    I’m very sorry that happened to your ex; it sounds like the experience was bad for everyone involved. I would agree that “kicking” or “cutting” people out of a wedding party would be very hurtful, especially if a bride or groom seems to be making the decisions on his/her own as to who stays and who goes. I do see this as a completely different situation in that the entire style of the wedding is being re-designed, and again, not because of friendships, but for financial reasons. If handled sensitively, I believe there would not be a loss of friendships, (especially in that ALL bridesmaids and groomsmen positions are being omitted). Personally, if my close friends could not understand my situation (as explained by Elizabeth S.) I would question the depth of their friendship — I’m in it through thick and thin, and hope they are too.

    • Alicia

      Well I hope I am wrong but I truly think that it will result in everyone who you remove from the wedding party being very hurt and the majority of them being mad. Not to mention likely bad feelings from some other friends and family. Best case scenario is that everyone lets it go and forgives you and hides that it is all ok. So best senario is that they are willing to be hurt due to how much they love you but they will be hurt. You love these people so much as to want them in your wedding party why you would consider hurting them and making your groom hurt his guys over the perception that it looks silly for a small wedding is putting looks over people and I just do not understand. You picked them continue with them they are not costing you anything. So the idea of cost is silly. Normally in a wedding as a wedding party member you pay for own attire, travel, lodging, and host parties often to tune of about $500-1K. For the happy couple they pay for rehearsal dinner ( if have a rehearsal that is optional and skippable) flowers( if have them carried but this is optional I was in a wedding that just asked us to fold our hands in front of us and another that had us carry white dollar store candles), and you are invited to the reception( I would assume these 12 closest people and their spouses would still make the closest 40 people at the reception)
      So net cost is nil and removing them with excuse of money is not true removing them because you think it looks weird with small wedding is what is going on. Do not do this. But I’m done trying to make you see that this is not how to save at the expense of being mean to your closest friends.

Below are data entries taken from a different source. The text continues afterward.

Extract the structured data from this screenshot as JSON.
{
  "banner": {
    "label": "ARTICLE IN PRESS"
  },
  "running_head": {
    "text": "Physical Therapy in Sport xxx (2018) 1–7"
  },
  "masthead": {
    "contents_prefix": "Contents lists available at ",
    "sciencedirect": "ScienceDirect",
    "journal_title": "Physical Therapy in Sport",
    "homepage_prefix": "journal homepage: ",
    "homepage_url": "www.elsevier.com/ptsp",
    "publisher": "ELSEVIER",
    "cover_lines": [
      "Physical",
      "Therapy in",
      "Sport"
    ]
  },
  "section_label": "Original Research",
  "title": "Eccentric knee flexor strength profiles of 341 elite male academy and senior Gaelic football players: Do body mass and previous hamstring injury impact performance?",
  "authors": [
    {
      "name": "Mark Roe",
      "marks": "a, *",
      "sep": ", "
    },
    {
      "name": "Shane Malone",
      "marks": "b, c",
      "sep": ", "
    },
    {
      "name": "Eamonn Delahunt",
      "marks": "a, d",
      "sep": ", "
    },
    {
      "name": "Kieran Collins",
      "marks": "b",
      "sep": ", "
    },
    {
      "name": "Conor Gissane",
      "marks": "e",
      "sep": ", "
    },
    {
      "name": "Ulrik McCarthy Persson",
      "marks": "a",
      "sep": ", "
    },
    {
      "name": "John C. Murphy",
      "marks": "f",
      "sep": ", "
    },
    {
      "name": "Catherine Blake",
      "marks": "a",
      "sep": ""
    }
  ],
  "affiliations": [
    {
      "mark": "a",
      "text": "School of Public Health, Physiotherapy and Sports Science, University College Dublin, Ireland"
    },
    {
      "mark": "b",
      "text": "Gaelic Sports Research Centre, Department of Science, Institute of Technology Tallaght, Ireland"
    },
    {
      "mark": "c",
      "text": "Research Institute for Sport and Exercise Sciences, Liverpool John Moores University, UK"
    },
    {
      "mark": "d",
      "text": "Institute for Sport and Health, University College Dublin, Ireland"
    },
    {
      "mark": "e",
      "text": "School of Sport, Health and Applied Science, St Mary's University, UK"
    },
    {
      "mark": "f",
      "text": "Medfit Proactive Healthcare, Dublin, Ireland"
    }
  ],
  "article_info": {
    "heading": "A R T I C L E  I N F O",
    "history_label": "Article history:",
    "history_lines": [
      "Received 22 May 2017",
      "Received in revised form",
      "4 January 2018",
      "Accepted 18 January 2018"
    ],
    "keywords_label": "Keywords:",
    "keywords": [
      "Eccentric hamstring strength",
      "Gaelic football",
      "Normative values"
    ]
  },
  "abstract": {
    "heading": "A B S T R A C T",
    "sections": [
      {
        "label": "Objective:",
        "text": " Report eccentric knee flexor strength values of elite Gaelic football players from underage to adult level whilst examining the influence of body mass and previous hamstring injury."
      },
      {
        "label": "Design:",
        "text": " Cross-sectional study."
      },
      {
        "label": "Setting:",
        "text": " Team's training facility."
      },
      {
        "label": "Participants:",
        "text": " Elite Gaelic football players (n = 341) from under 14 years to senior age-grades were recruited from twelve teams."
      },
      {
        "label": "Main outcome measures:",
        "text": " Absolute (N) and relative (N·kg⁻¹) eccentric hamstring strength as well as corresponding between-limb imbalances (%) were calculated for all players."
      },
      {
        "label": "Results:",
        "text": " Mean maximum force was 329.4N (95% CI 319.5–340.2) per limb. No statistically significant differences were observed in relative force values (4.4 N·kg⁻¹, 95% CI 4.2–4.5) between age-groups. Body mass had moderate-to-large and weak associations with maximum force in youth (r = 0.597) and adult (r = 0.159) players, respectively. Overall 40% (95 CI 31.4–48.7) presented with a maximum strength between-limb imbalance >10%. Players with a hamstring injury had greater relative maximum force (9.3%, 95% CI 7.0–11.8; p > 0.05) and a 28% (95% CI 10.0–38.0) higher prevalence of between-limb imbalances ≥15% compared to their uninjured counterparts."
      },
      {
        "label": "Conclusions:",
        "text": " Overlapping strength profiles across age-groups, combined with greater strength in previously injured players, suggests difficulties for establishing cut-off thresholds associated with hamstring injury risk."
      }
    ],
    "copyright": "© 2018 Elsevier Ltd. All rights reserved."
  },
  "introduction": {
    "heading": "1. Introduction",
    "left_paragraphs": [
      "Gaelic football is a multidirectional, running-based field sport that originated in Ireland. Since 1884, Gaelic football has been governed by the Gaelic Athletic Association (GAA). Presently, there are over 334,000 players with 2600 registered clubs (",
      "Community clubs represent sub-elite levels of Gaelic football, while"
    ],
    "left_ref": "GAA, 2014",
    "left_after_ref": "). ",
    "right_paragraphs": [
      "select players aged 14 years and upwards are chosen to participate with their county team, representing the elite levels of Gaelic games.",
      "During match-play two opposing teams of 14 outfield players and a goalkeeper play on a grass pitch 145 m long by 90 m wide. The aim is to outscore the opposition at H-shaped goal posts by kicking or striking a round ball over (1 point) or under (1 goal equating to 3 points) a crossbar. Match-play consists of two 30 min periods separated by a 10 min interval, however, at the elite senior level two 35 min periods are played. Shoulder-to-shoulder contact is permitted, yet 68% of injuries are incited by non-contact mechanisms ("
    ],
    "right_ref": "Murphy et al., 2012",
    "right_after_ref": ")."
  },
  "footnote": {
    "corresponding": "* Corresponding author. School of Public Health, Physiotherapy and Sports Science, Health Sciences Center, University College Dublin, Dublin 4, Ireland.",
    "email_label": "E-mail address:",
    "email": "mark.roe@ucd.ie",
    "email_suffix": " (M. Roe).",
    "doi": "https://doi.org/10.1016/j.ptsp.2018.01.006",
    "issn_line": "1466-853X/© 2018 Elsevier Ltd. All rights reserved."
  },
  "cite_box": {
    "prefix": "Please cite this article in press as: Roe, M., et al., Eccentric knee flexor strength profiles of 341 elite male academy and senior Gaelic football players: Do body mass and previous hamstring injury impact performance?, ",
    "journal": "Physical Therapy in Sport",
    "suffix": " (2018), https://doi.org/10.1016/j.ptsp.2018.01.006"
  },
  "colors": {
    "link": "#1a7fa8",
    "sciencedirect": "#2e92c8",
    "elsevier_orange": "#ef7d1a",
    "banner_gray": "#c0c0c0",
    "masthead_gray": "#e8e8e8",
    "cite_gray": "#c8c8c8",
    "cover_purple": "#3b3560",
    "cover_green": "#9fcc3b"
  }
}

  11. Andra

    Re: decreasing the wedding party. I believe a lot of this has to do with timing (How far out is the wedding, how involved has the extended wedding party been in the planning?) and grace. Your explanation makes sense re: smaller wedding, not having the wedding party be half the guest list. I like the idea of honouring these friends in some way to show their significance to you. An easy way is to involve them in the ceremony in some way. Have friends do readings, have them walk Great-Grandmother So-and-So down the aisle and serve as ushers, have them serve as greeters at the wedding or reception. I think a key point would be cutting back to just the Maid of Honour and Best Man though, as that is an easy delineation that has already been made and doesn’t require you to reveal the hierarchical nature of these friendships.

  12. Maria

    How would you address a children’s birthday party invitation to the parents and child of an unmarried couple? ie: Jane Smith, John Doe, Baby Doe

    The rest of the invitations I am sending to “The X Family”

    Thank you

Leave a Reply

Your email address will not be published. Required fields are marked *